1920s Art Deco Architecture
In classic Art Deco, rectangular blocky forms were often arranged in geometric fashion, then broken up by curved ornamental elements. But always the aim was a monolithic appearance with applied decorative motifs.
Art Deco took its name, short for Arts Décoratifs , from the Exposition Internationale des Arts Décoratifs et Industriels Modernes held in Paris in 1925, though the diverse styles that characterize Art Deco had already appeared in Paris and Brussels before World War I.
Art Deco emerged as a popular style of American architecture the 1920s and 1930s. The style originated as a visual art movement in France at the beginning of the 20th Century. It was widely seen at the 1925 Paris exposition of Modern Decorative and Industrial Arts and the 1933-1934 Century of Progress Exposition in Chicago. Art Deco architecture, sculpture, decorative arts and functional objects all flourished in the United States during this time.

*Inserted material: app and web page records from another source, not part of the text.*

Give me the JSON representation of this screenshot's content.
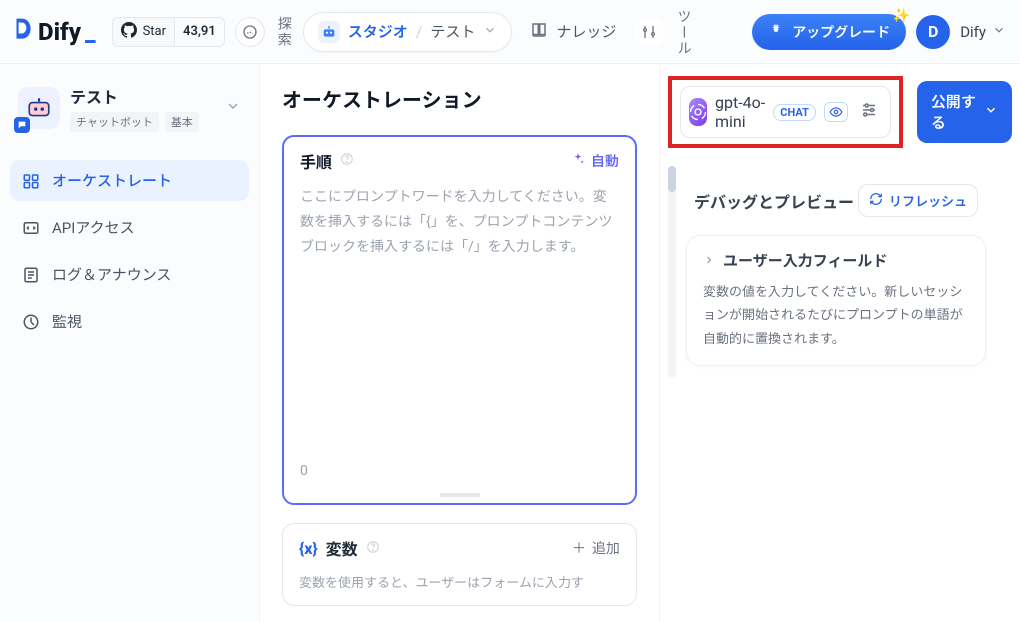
{
  "topbar": {
    "brand": "Dify",
    "github_star_label": "Star",
    "github_star_count": "43,91",
    "explore_label": "探索",
    "studio_label": "スタジオ",
    "current_app": "テスト",
    "knowledge_label": "ナレッジ",
    "tools_label": "ツール",
    "upgrade_label": "アップグレード",
    "avatar_letter": "D",
    "user_name": "Dify"
  },
  "sidebar": {
    "app_name": "テスト",
    "tags": [
      "チャットボット",
      "基本"
    ],
    "items": [
      {
        "label": "オーケストレート",
        "active": true
      },
      {
        "label": "APIアクセス",
        "active": false
      },
      {
        "label": "ログ＆アナウンス",
        "active": false
      },
      {
        "label": "監視",
        "active": false
      }
    ]
  },
  "main": {
    "title": "オーケストレーション",
    "model": {
      "name": "gpt-4o-mini",
      "chat_badge": "CHAT"
    },
    "publish_label": "公開する",
    "prompt": {
      "title": "手順",
      "auto_label": "自動",
      "placeholder": "ここにプロンプトワードを入力してください。変数を挿入するには「{」を、プロンプトコンテンツブロックを挿入するには「/」を入力します。",
      "char_count": "0"
    },
    "variables": {
      "title": "変数",
      "add_label": "追加",
      "desc": "変数を使用すると、ユーザーはフォームに入力す"
    }
  },
  "right": {
    "title": "デバッグとプレビュー",
    "refresh_label": "リフレッシュ",
    "section_title": "ユーザー入力フィールド",
    "section_body": "変数の値を入力してください。新しいセッションが開始されるたびにプロンプトの単語が自動的に置換されます。"
  }
}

Identifying Art Deco: Smooth wall surface, often stucco; smooth-faced stone and metal; polychromy, often with vivid colors; forms simplified and streamlined; geometric designs including zigzags, chevrons; towers and other vertical projections, presenting a vertical emphasis; machined and often metalic construction materials for decorative features.